| | | |
| | | |
------------------------------------------
....
--
* `layout = "MERGED"`
+
--
Only the `MERGED` buffer will be shown. Note, however, that all the other
ones are still loaded in vim, and you can access them with the "buffers"
command.
....
------------------------------------------
| |
| |
| MERGED |
| |
| |
------------------------------------------
....
--
* `layout = "@LOCAL,REMOTE"`
+
--
When `MERGED` is not present in the layout, you must "mark" one of the
buffers with an asterisk. That will become the buffer you need to edit and
save after resolving the conflicts.
....
------------------------------------------
| | |
| | |
| | |
| LOCAL | REMOTE |
| | |
| | |
| | |
------------------------------------------
....
--
* `layout = "LOCAL,BASE,REMOTE / MERGED + BASE,LOCAL + BASE,REMOTE"`
+
--
Three tabs will open: the first one is a copy of the default layout, while

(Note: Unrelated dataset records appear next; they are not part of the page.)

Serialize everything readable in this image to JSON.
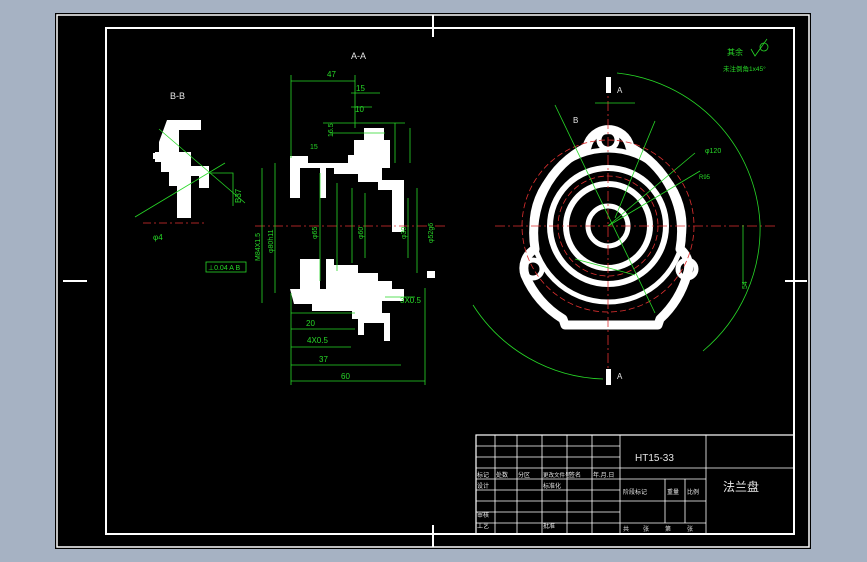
{
  "colors": {
    "viewport_bg": "#a6b2c3",
    "paper": "#000000",
    "outline": "#ffffff",
    "dimension": "#27d827",
    "hidden_line": "#e03030",
    "text_white": "#e6e6e6"
  },
  "drawing": {
    "section_aa": "A-A",
    "section_bb": "B-B",
    "cut_a_top": "A",
    "cut_a_bottom": "A",
    "cut_b": "B",
    "roughness_top_label": "其余",
    "chamfer_note": "未注倒角1x45°",
    "tolerance_frame": "⊥0.04 A B"
  },
  "dimensions": {
    "d47": "47",
    "d15a": "15",
    "d10": "10",
    "d16_5": "16.5",
    "d15b": "15",
    "d20": "20",
    "d4x0_5": "4X0.5",
    "d37": "37",
    "d60": "60",
    "d3x0_5": "3X0.5",
    "d_b37": "B37",
    "d_phi4": "φ4",
    "d_m84": "M84X1.5",
    "d_phi80": "φ80h11",
    "d_phi65": "φ65",
    "d_phi60": "φ60",
    "d_phi30": "φ30",
    "d_phi52": "φ52g6",
    "d_phi120": "φ120",
    "d_54": "54",
    "d_r": "R95"
  },
  "title_block": {
    "material": "HT15-33",
    "part_name": "法兰盘",
    "row_labels": [
      "标记",
      "处数",
      "分区",
      "更改文件号",
      "签名",
      "年.月.日"
    ],
    "designer": "设计",
    "standard": "标准化",
    "checker": "审核",
    "process": "工艺",
    "approve": "批准",
    "stage_label": "阶段标记",
    "weight_label": "重量",
    "scale_label": "比例",
    "sheet_label_1": "共",
    "sheet_label_2": "张",
    "sheet_label_3": "第",
    "sheet_label_4": "张"
  }
}
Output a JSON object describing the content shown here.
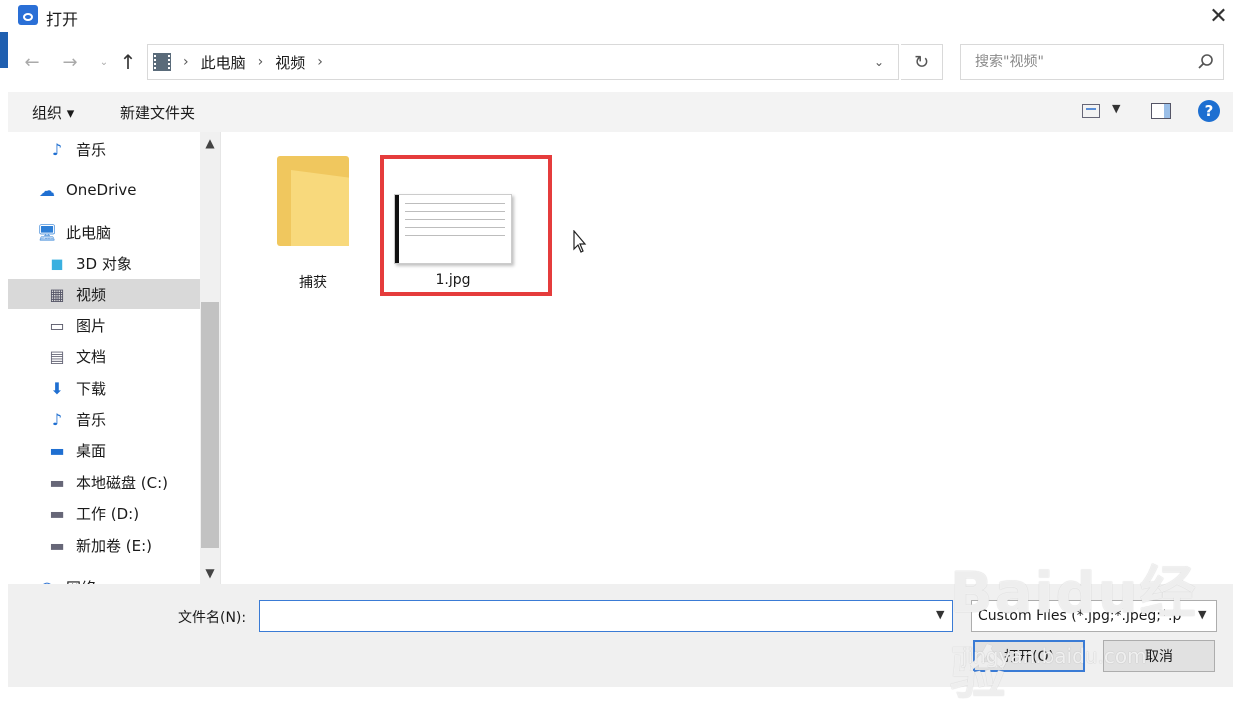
{
  "window": {
    "title": "打开",
    "close_label": "✕"
  },
  "nav_buttons": {
    "back": "←",
    "forward": "→",
    "recent": "⌄",
    "up": "↑"
  },
  "address": {
    "crumbs": [
      "此电脑",
      "视频"
    ],
    "sep": "›",
    "dropdown": "⌄",
    "refresh": "↻"
  },
  "search": {
    "placeholder": "搜索\"视频\""
  },
  "toolbar": {
    "organize": "组织 ▾",
    "new_folder": "新建文件夹",
    "view_dd": "▼",
    "help": "?"
  },
  "sidebar": {
    "items": [
      {
        "label": "音乐",
        "icon": "music-icon",
        "glyph": "♪"
      },
      {
        "label": "OneDrive",
        "icon": "cloud-icon",
        "glyph": "☁"
      },
      {
        "label": "此电脑",
        "icon": "computer-icon",
        "glyph": "🖥"
      },
      {
        "label": "3D 对象",
        "icon": "cube-icon",
        "glyph": "◼"
      },
      {
        "label": "视频",
        "icon": "film-icon",
        "glyph": "▦"
      },
      {
        "label": "图片",
        "icon": "picture-icon",
        "glyph": "▭"
      },
      {
        "label": "文档",
        "icon": "document-icon",
        "glyph": "▤"
      },
      {
        "label": "下载",
        "icon": "download-icon",
        "glyph": "⬇"
      },
      {
        "label": "音乐",
        "icon": "music-icon",
        "glyph": "♪"
      },
      {
        "label": "桌面",
        "icon": "desktop-icon",
        "glyph": "▬"
      },
      {
        "label": "本地磁盘 (C:)",
        "icon": "drive-icon",
        "glyph": "▬"
      },
      {
        "label": "工作 (D:)",
        "icon": "drive-icon",
        "glyph": "▬"
      },
      {
        "label": "新加卷 (E:)",
        "icon": "drive-icon",
        "glyph": "▬"
      },
      {
        "label": "网络",
        "icon": "network-icon",
        "glyph": "◍"
      }
    ],
    "selected": "视频",
    "scroll_up": "▲",
    "scroll_down": "▼"
  },
  "files": [
    {
      "name": "捕获",
      "type": "folder"
    },
    {
      "name": "1.jpg",
      "type": "image"
    }
  ],
  "bottom": {
    "filename_label": "文件名(N):",
    "filename_value": "",
    "filename_dd": "▼",
    "filetype": "Custom Files (*.jpg;*.jpeg;*.p",
    "filetype_dd": "▼",
    "open": "打开(O)",
    "cancel": "取消"
  },
  "watermark": {
    "brand": "Baidu经验",
    "url": "jingyan.baidu.com"
  },
  "colors": {
    "accent": "#3a7bd5",
    "highlight": "#e53c3c",
    "folder": "#f0c75e"
  }
}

the other two only show the differences between (`BASE` and `LOCAL`) and
(`BASE` and `REMOTE`) respectively.
....
------------------------------------------
| <TAB #1> | TAB #2 | TAB #3 | |
------------------------------------------
| | | |
| LOCAL | BASE | REMOTE |
| | | |
------------------------------------------
| |
| MERGED |
| |
------------------------------------------
....
....
------------------------------------------
| TAB #1 | <TAB #2> | TAB #3 | |
------------------------------------------
| | |
| | |
| | |
| BASE | LOCAL |
| | |
| | |
| | |
------------------------------------------
....
....
------------------------------------------
| TAB #1 | TAB #2 | <TAB #3> | |
------------------------------------------
| | |
| | |
| | |
| BASE | REMOTE |
| | |
| | |
| | |
------------------------------------------
....
--
* `layout = "LOCAL,BASE,REMOTE / MERGED + BASE,LOCAL + BASE,REMOTE + (LOCAL/BASE/REMOTE),MERGED"`
+
--
Same as the previous example, but adds a fourth tab with the same
information as the first tab, with a different layout.
....
---------------------------------------------
| TAB #1 | TAB #2 | TAB #3 | <TAB #4> |
---------------------------------------------
| LOCAL | |
|---------------------| |
| BASE | MERGED |
|---------------------| |
| REMOTE | |
---------------------------------------------
....
Note how in the third tab definition we need to use parenthesis to make `,`
have precedence over `/`.
--
Variants
^^^^^^^^
Instead of `--tool=vimdiff`, you can also use one of these other variants:
* `--tool=gvimdiff`, to open gVim instead of Vim.
* `--tool=nvimdiff`, to open Neovim instead of Vim.
When using these variants, in order to specify a custom layout you will have to
set configuration variables `mergetool.gvimdiff.layout` and
`mergetool.nvimdiff.layout` instead of `mergetool.vimdiff.layout`
In addition, for backwards compatibility with previous Git versions, you can
also append `1`, `2` or `3` to either `vimdiff` or any of the variants (ex:
`vimdiff3`, `nvimdiff1`, etc...) to use a predefined layout.
In other words, using `--tool=[g,n,]vimdiffx` is the same as using
`--tool=[g,n,]vimdiff` and setting configuration variable
`mergetool.[g,n,]vimdiff.layout` to...
* `x=1`: `"@LOCAL, REMOTE"`
* `x=2`: `"LOCAL, MERGED, REMOTE"`
* `x=3`: `"MERGED"`
Example: using `--tool=gvimdiff2` will open `gvim` with three columns (LOCAL,
MERGED and REMOTE).